[Goal of the exercise]
All lines holding the word "name" are to be copied from the records beneath.

(Data about app and page elements)

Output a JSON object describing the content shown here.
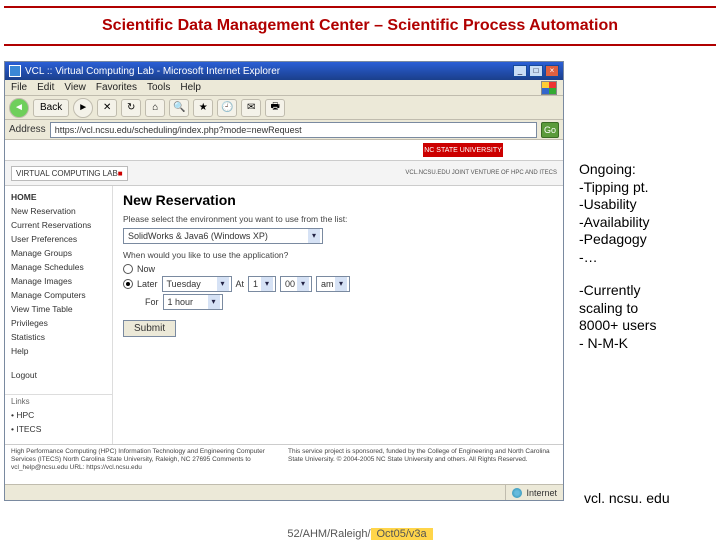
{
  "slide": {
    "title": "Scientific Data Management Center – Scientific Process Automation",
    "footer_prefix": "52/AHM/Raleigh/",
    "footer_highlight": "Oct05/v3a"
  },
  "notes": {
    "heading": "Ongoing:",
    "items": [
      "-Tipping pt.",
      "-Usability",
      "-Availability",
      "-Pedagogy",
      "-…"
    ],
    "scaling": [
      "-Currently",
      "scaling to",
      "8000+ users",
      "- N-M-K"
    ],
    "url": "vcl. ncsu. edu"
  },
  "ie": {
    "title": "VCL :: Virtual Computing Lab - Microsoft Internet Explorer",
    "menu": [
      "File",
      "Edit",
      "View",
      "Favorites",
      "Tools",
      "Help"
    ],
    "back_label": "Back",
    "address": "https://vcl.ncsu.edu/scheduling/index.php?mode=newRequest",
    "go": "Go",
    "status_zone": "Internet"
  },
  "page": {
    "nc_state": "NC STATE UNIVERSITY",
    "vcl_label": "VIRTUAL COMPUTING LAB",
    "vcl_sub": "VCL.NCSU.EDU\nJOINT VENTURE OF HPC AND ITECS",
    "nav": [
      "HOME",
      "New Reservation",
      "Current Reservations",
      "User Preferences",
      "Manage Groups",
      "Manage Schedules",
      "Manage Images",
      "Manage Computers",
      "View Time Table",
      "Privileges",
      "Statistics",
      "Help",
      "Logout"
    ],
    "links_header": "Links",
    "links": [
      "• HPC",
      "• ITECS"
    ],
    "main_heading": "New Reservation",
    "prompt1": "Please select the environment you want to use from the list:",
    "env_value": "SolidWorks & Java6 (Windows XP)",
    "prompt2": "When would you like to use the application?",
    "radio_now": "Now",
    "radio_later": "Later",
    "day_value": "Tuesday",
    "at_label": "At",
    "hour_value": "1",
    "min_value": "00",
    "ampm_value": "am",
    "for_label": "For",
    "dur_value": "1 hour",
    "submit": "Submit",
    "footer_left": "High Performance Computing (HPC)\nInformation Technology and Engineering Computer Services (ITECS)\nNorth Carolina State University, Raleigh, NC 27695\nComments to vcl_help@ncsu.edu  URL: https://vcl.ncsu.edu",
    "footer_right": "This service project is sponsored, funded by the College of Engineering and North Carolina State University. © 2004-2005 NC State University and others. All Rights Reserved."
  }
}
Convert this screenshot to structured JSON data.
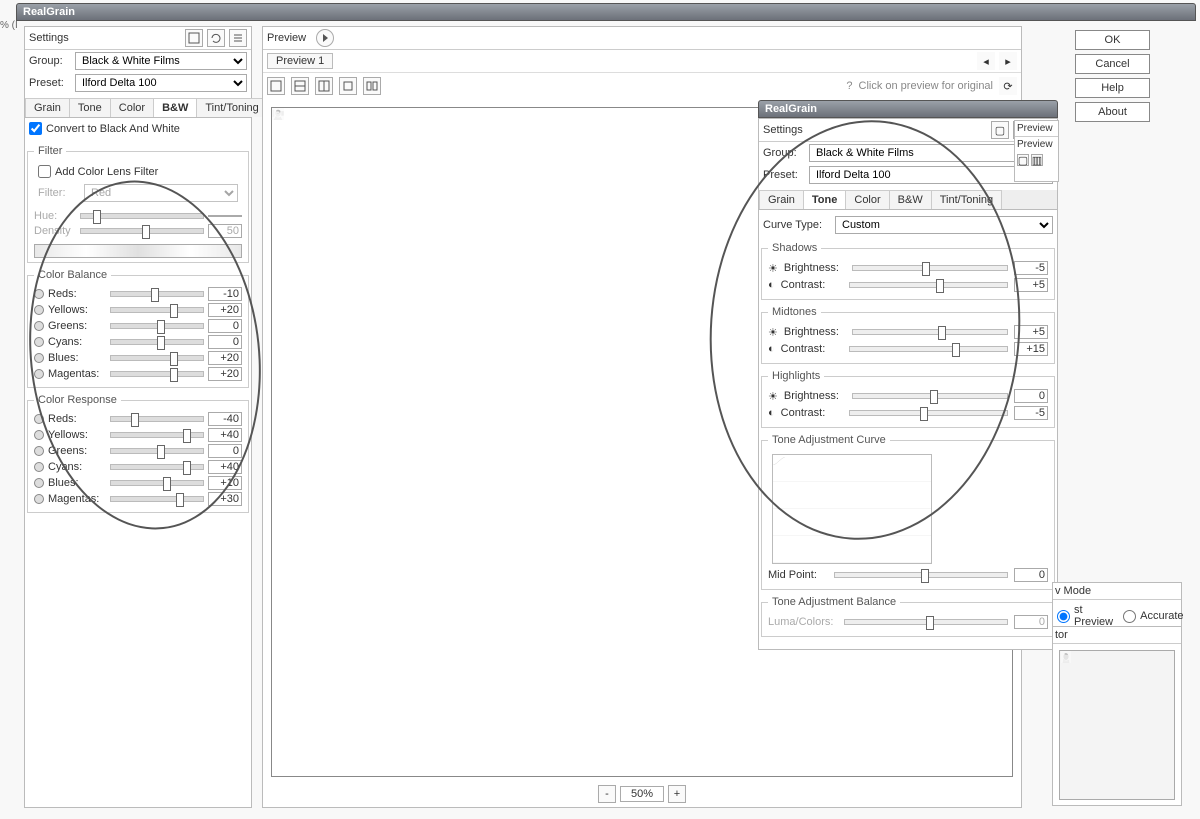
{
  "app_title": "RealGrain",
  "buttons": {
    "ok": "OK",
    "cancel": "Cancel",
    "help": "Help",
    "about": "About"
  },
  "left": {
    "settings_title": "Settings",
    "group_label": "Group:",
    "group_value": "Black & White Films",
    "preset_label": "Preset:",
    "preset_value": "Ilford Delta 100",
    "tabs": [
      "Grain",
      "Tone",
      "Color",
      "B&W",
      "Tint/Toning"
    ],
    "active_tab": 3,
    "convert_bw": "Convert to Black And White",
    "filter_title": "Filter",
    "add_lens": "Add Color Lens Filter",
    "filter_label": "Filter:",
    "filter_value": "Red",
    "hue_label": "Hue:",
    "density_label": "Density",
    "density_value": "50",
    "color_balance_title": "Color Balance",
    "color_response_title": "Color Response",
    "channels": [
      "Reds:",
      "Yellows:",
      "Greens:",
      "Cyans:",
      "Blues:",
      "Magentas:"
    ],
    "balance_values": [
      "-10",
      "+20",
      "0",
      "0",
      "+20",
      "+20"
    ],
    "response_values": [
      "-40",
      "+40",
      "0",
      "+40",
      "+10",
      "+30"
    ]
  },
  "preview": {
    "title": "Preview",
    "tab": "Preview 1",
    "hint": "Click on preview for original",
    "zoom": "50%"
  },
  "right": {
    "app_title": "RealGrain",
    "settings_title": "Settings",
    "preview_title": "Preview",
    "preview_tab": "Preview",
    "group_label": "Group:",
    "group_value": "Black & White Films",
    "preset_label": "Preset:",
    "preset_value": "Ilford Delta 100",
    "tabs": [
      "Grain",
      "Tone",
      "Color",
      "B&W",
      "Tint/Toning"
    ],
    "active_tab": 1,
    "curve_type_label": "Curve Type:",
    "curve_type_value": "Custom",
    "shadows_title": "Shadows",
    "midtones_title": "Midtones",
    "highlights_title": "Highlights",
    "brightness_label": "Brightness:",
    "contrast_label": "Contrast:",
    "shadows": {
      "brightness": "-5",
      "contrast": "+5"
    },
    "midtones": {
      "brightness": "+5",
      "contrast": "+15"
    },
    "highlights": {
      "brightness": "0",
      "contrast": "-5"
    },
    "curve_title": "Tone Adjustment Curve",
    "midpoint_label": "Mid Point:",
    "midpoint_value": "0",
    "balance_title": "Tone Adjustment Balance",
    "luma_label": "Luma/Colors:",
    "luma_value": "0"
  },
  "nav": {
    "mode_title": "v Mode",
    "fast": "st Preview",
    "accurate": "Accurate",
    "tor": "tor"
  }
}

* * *

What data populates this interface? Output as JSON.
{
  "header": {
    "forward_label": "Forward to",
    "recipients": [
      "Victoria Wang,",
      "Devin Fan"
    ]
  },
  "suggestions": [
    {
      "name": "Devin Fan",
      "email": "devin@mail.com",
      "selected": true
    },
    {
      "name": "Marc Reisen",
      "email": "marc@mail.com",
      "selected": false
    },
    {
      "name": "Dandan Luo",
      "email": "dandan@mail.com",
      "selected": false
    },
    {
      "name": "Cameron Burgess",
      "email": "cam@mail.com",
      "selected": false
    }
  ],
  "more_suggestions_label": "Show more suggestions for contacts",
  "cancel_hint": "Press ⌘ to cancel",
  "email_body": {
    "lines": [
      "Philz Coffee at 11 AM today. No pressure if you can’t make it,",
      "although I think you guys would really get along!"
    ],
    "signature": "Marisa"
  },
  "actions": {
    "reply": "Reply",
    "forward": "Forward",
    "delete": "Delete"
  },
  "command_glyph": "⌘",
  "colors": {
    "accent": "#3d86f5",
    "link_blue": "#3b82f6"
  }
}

[Response to this exercise]
      "name": "Devin Fan",
      "name": "Marc Reisen",
      "name": "Dandan Luo",
      "name": "Cameron Burgess",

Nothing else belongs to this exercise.